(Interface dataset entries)
++++++++++

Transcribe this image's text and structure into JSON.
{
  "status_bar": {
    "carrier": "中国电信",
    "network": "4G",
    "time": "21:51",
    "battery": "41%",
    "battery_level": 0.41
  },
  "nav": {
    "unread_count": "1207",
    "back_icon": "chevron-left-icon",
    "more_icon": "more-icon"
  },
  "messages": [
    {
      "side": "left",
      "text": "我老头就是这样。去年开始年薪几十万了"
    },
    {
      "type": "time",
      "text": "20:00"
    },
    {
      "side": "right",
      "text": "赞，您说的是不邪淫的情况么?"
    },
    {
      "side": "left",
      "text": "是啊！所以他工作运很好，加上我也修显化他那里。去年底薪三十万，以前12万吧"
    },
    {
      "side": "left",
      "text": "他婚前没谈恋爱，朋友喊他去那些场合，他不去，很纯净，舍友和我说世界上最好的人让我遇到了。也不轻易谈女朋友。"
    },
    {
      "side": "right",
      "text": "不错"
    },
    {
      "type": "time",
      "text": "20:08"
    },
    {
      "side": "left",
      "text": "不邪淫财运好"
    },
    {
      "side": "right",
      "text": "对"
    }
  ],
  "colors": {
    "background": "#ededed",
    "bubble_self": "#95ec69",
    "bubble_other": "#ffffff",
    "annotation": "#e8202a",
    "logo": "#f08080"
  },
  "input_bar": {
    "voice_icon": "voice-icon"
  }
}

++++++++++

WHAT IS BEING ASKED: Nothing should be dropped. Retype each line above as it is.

EXERCISE SOLUTION:
Transcribe this image's text and structure into JSON.
{
  "status_bar": {
    "carrier": "中国电信",
    "network": "4G",
    "time": "21:51",
    "battery": "41%",
    "battery_level": 0.41
  },
  "nav": {
    "unread_count": "1207",
    "back_icon": "chevron-left-icon",
    "more_icon": "more-icon"
  },
  "messages": [
    {
      "side": "left",
      "text": "我老头就是这样。去年开始年薪几十万了"
    },
    {
      "type": "time",
      "text": "20:00"
    },
    {
      "side": "right",
      "text": "赞，您说的是不邪淫的情况么?"
    },
    {
      "side": "left",
      "text": "是啊！所以他工作运很好，加上我也修显化他那里。去年底薪三十万，以前12万吧"
    },
    {
      "side": "left",
      "text": "他婚前没谈恋爱，朋友喊他去那些场合，他不去，很纯净，舍友和我说世界上最好的人让我遇到了。也不轻易谈女朋友。"
    },
    {
      "side": "right",
      "text": "不错"
    },
    {
      "type": "time",
      "text": "20:08"
    },
    {
      "side": "left",
      "text": "不邪淫财运好"
    },
    {
      "side": "right",
      "text": "对"
    }
  ],
  "colors": {
    "background": "#ededed",
    "bubble_self": "#95ec69",
    "bubble_other": "#ffffff",
    "annotation": "#e8202a",
    "logo": "#f08080"
  },
  "input_bar": {
    "voice_icon": "voice-icon"
  }
}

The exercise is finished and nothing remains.